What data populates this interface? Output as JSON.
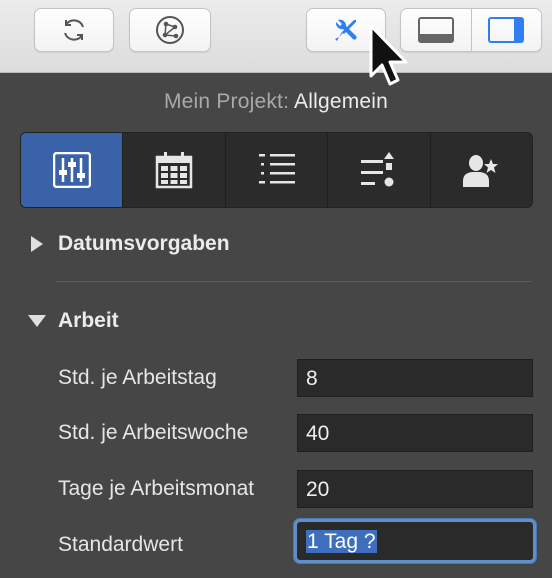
{
  "toolbar": {
    "buttons": [
      {
        "icon": "refresh-icon",
        "interactable": true
      },
      {
        "icon": "network-icon",
        "interactable": true
      },
      {
        "icon": "tools-icon",
        "interactable": true
      }
    ],
    "view_toggle": [
      {
        "icon": "bottom-panel-icon"
      },
      {
        "icon": "right-sidebar-icon"
      }
    ],
    "accent_color": "#2f7ff2"
  },
  "breadcrumb": {
    "label": "Mein Projekt:",
    "value": "Allgemein"
  },
  "tabs": [
    {
      "icon": "sliders-icon",
      "active": true
    },
    {
      "icon": "calendar-icon",
      "active": false
    },
    {
      "icon": "list-icon",
      "active": false
    },
    {
      "icon": "sort-list-icon",
      "active": false
    },
    {
      "icon": "person-star-icon",
      "active": false
    }
  ],
  "sections": {
    "datumsvorgaben": {
      "title": "Datumsvorgaben",
      "expanded": false
    },
    "arbeit": {
      "title": "Arbeit",
      "expanded": true,
      "rows": [
        {
          "label": "Std. je Arbeitstag",
          "value": "8"
        },
        {
          "label": "Std. je Arbeitswoche",
          "value": "40"
        },
        {
          "label": "Tage je Arbeitsmonat",
          "value": "20"
        },
        {
          "label": "Standardwert",
          "value": "1 Tag ?"
        }
      ]
    }
  },
  "colors": {
    "panel_bg": "#464646",
    "active_tab": "#3a62a8",
    "focus_ring": "#5f8fca",
    "selection": "#3f6ebc"
  }
}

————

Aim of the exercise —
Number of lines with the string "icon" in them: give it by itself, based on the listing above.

Result of the exercise —
10